I am sure this is one of those topics with no definite answers but how do you all think about throwing exceptions in kotlin while working with spring?
Roman Elizov has a great blog post on how to use exceptions with Kotlin. He emphasizes that catching exceptions in kotlin is usually code smell.
But does that mean that I should be able to throw exceptions freely in my Spring application if I am using application level exception handlers? More specifically let's say I have function that looks up an item in the database, and a controller that calls this service. If the item is not in the database, should I return a nullable from the service or should I throw an exception?
07/20/2022, 3:23 AM
I don’t know much about Spring Boot, but there are some top-of-the-line exception handling solutions in Kotlin that use
monad comprehension. There was a recent video from JetBrains about this in the context of a Ktor application here:
07/20/2022, 5:12 AM
And shameless promotion about error handling from my end ))
(also contains a spring boot like example)
In a way it doesn't matter that much. You can use Kotlins nullability system, the Result type, a sealed class or arrows Either. Usually I would runtime exceptions should be for unrecoverable errors in all contexts (just crash the program). All the other options are basically there to give the caller an option to either recover or crash. (Which is good, since some contexts might be able to recover, while others can't). They also add honesty to the function signatures, since they now clearly show they can fail. These are things however that add correctness to code.
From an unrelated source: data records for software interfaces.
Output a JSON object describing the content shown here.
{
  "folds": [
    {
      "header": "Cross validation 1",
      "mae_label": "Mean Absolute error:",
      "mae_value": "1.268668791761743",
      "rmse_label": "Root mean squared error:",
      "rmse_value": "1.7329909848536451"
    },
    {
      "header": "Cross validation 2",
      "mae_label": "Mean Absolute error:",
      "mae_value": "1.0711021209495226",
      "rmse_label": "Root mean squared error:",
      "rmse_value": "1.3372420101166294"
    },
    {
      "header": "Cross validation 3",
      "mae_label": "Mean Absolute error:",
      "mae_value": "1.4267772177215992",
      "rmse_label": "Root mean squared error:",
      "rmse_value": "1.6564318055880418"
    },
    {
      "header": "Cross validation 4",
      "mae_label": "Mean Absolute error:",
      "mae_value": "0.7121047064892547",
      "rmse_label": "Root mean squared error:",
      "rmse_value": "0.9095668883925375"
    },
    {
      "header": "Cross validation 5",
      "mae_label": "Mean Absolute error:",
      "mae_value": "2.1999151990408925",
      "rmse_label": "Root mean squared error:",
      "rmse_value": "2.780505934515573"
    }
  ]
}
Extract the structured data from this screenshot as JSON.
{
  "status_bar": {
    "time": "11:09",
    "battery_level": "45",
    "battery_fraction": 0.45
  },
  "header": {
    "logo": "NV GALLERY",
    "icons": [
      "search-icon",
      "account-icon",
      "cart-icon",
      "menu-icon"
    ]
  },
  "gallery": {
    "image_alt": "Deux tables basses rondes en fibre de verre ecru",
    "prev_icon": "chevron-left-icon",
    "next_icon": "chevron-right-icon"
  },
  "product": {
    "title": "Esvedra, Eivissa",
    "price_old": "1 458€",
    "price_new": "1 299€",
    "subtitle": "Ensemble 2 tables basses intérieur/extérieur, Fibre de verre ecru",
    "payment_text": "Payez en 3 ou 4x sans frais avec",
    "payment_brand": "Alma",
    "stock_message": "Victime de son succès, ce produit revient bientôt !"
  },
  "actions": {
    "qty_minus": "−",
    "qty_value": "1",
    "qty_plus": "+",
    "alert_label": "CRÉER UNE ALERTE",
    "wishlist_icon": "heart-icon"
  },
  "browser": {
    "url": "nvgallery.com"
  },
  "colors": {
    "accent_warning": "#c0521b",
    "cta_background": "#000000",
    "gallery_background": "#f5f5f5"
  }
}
The more complex your application is, the more correctness you want. On the other hand.. if it's only a simple crud application, it matters less